In a question-and-answer session on Thursday, March 7, Federal Communications Commission (FCC) Chairman Ajit Pai argued that, contrary to media backlash, the repeals of net neutrality and other FCC initiatives have positive implications for American communications.
Compared to other universities, Princeton takes a unique approach toward student alcohol consumption. Although “Rights, Rules, and Responsibilities” makes clear that underage drinking is illegal, the University does not penalize inebriated students who are checked into McCosh Health Center. Instead, the University reserves disciplinary action against students who fail to “McCosh” one of their very drunk peers.
When “Green Book” was selected as Best Picture at the 2019 Oscars, many viewers were outraged. Observers criticized the film for its simplistic depiction of race relations in America and disputed its portrayal of the real-life relationship between Tony Vallelonga and Don Shirley.
Things to Do in Princeton this Week: Senior Thesis Edition (Mar. 10–16)
Princeton men’s basketball (16–11, 8–6 Ivy) has one week to get its act together.
The University’s Office of Alumni Affairs announced that Stefan (Amo) Amokwandoh ’19, Sarah Varghese ’19, and Rachel Yee ’19 are the three finalists for the Young Alumni Trustee (YAT) primary election.
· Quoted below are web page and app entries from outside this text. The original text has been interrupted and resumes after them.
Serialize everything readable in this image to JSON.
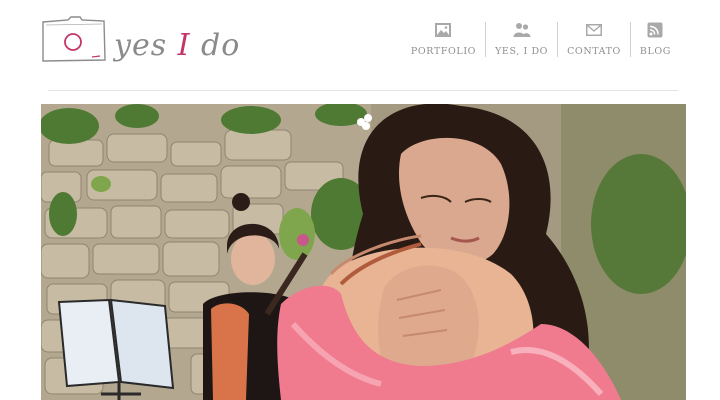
{
  "logo": {
    "text_pre": "yes ",
    "text_accent": "I",
    "text_post": " do",
    "accent_color": "#c4356a"
  },
  "nav": {
    "items": [
      {
        "label": "PORTFOLIO",
        "icon": "image-icon"
      },
      {
        "label": "YES, I DO",
        "icon": "users-icon"
      },
      {
        "label": "CONTATO",
        "icon": "envelope-icon"
      },
      {
        "label": "BLOG",
        "icon": "rss-icon"
      }
    ]
  },
  "hero": {
    "description_icon": "photo-icon"
  }
}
According to a press release from Class Affairs and Reunions associate director Cathy Phillips, they will move on to the general election to be held from April 30 to May 22.
For the first 38 minutes of Friday’s game against Brown (19–10, 7–6 Ivy), Princeton men’s basketball (16–10, 8–5) looked nothing like the team that started Ivy play 8–3. By the time the Tigers figured things out, it was too late.
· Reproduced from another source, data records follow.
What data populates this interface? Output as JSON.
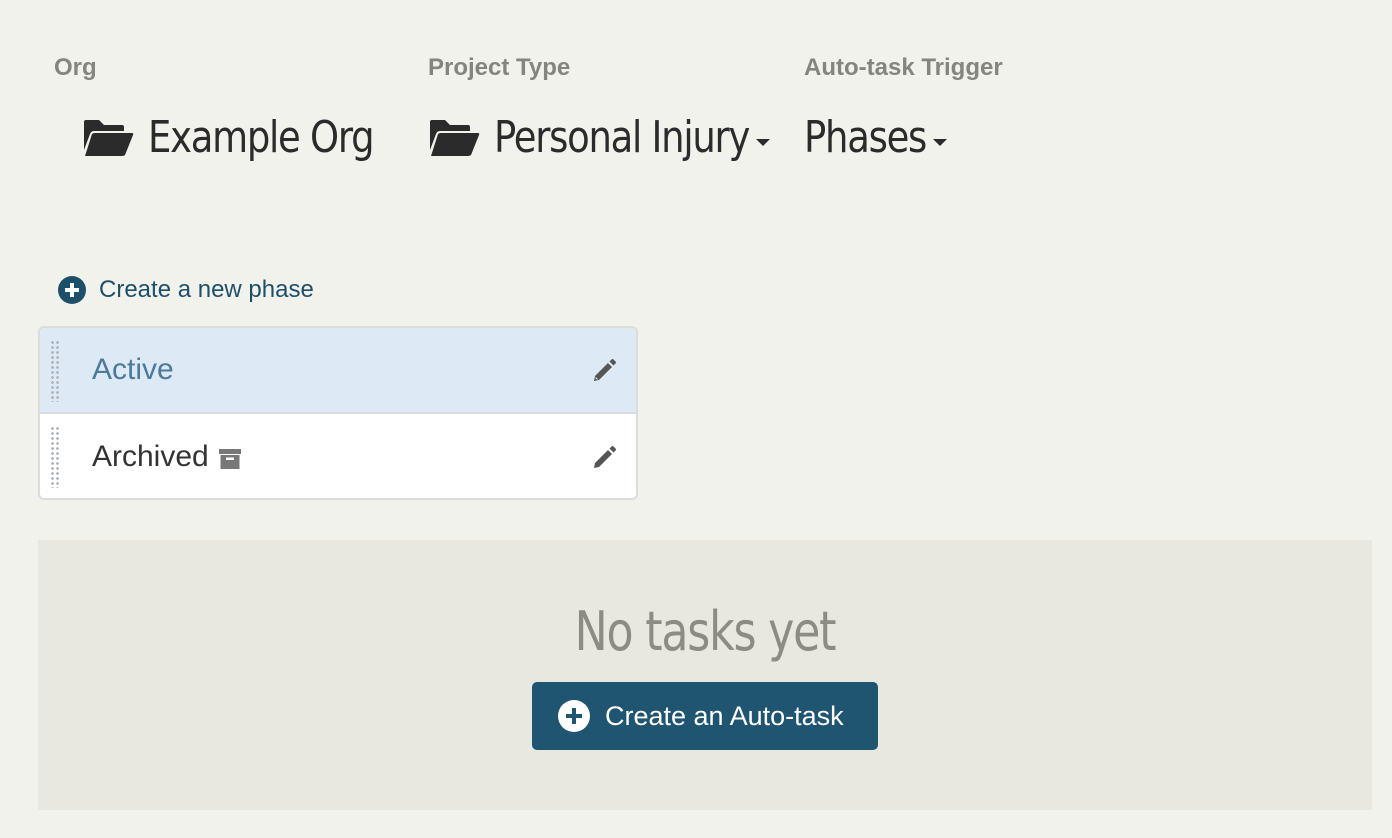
{
  "header": {
    "org": {
      "label": "Org",
      "value": "Example Org",
      "icon": "folder-open-icon"
    },
    "project_type": {
      "label": "Project Type",
      "value": "Personal Injury",
      "icon": "folder-open-icon",
      "dropdown_icon": "caret-down-icon"
    },
    "trigger": {
      "label": "Auto-task Trigger",
      "value": "Phases",
      "dropdown_icon": "caret-down-icon"
    }
  },
  "create_phase": {
    "label": "Create a new phase",
    "icon": "plus-circle-icon"
  },
  "phases": [
    {
      "name": "Active",
      "selected": true,
      "archived": false,
      "edit_icon": "pencil-icon"
    },
    {
      "name": "Archived",
      "selected": false,
      "archived": true,
      "archive_icon": "archive-box-icon",
      "edit_icon": "pencil-icon"
    }
  ],
  "empty_state": {
    "title": "No tasks yet",
    "button_label": "Create an Auto-task",
    "button_icon": "plus-circle-icon"
  },
  "colors": {
    "background": "#f2f2ed",
    "accent": "#1f5570",
    "selected_row": "#dde9f4",
    "selected_text": "#4b7a9b",
    "empty_panel": "#e8e7e0"
  }
}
A liberal arts education obligates students to examine a wide range of geographic areas and appraise a broad expanse of ideas. As A.B. departments’ course offerings reveal, however, students can easily skirt around studying areas other than Europe and the United States. History, Politics, the Wilson School, and Philosophy, to name but a few departments, privilege scholarship on Europe and the United States.
Beyond FitzRandolph Gate, the hustle and bustle of Nassau Street — full of trendy restaurants, University apparel shops, and retail chains — serve as the facade of the town, the first image that tourists, visitors, and University students encounter upon leaving campus grounds. But unbeknownst to many non-residents, past Nassau lies a history of segregation and an ongoing struggle to preserve the culture of the town’s historically African-American Witherspoon-Jackson neighborhood, whose first inhabitants settled in the 1680s.
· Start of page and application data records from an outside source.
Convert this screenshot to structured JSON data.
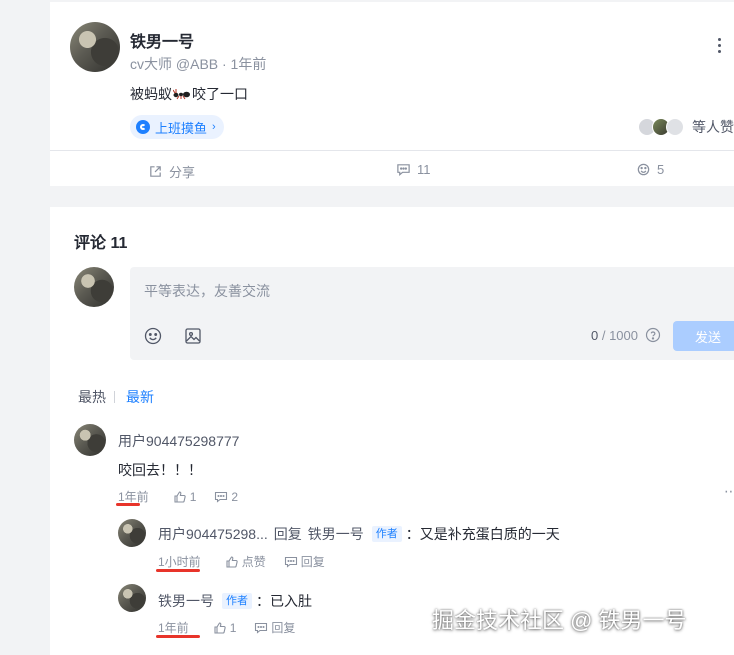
{
  "post": {
    "author": "铁男一号",
    "meta": "cv大师 @ABB · 1年前",
    "content_before": "被蚂蚁",
    "content_after": "咬了一口",
    "topic_tag": "上班摸鱼",
    "likers_text": "等人赞",
    "actions": {
      "share": "分享",
      "comment_count": "11",
      "like_count": "5"
    }
  },
  "comments": {
    "title": "评论 11",
    "editor": {
      "placeholder": "平等表达，友善交流",
      "count_current": "0",
      "count_max": " / 1000",
      "send_label": "发送"
    },
    "sort": {
      "hot": "最热",
      "latest": "最新"
    },
    "items": [
      {
        "user": "用户904475298777",
        "text": "咬回去！！！",
        "time": "1年前",
        "likes": "1",
        "replies": "2"
      }
    ],
    "replies": [
      {
        "user": "用户904475298...",
        "reply_word": "回复",
        "reply_to": "铁男一号",
        "author_tag": "作者",
        "text": "：又是补充蛋白质的一天",
        "time": "1小时前",
        "like_label": "点赞",
        "reply_label": "回复"
      },
      {
        "user": "铁男一号",
        "author_tag": "作者",
        "text": "：已入肚",
        "time": "1年前",
        "likes": "1",
        "reply_label": "回复"
      }
    ]
  },
  "watermark": "掘金技术社区 @ 铁男一号",
  "colors": {
    "brand": "#1e80ff",
    "send_disabled": "#abcdff",
    "annotation": "#e8342a"
  }
}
At the forefront of calls for a name change to the Wilson School was the Black Justice League (BJL), a student activist organization that coordinated one of the biggest protests in Princeton history — a demonstration on the steps of Nassau Hall in 2015 followed by a 33-hour sit-in.
At 7 a.m. on March 11, 1969, four students lurked in the weeds in front of the New South Building.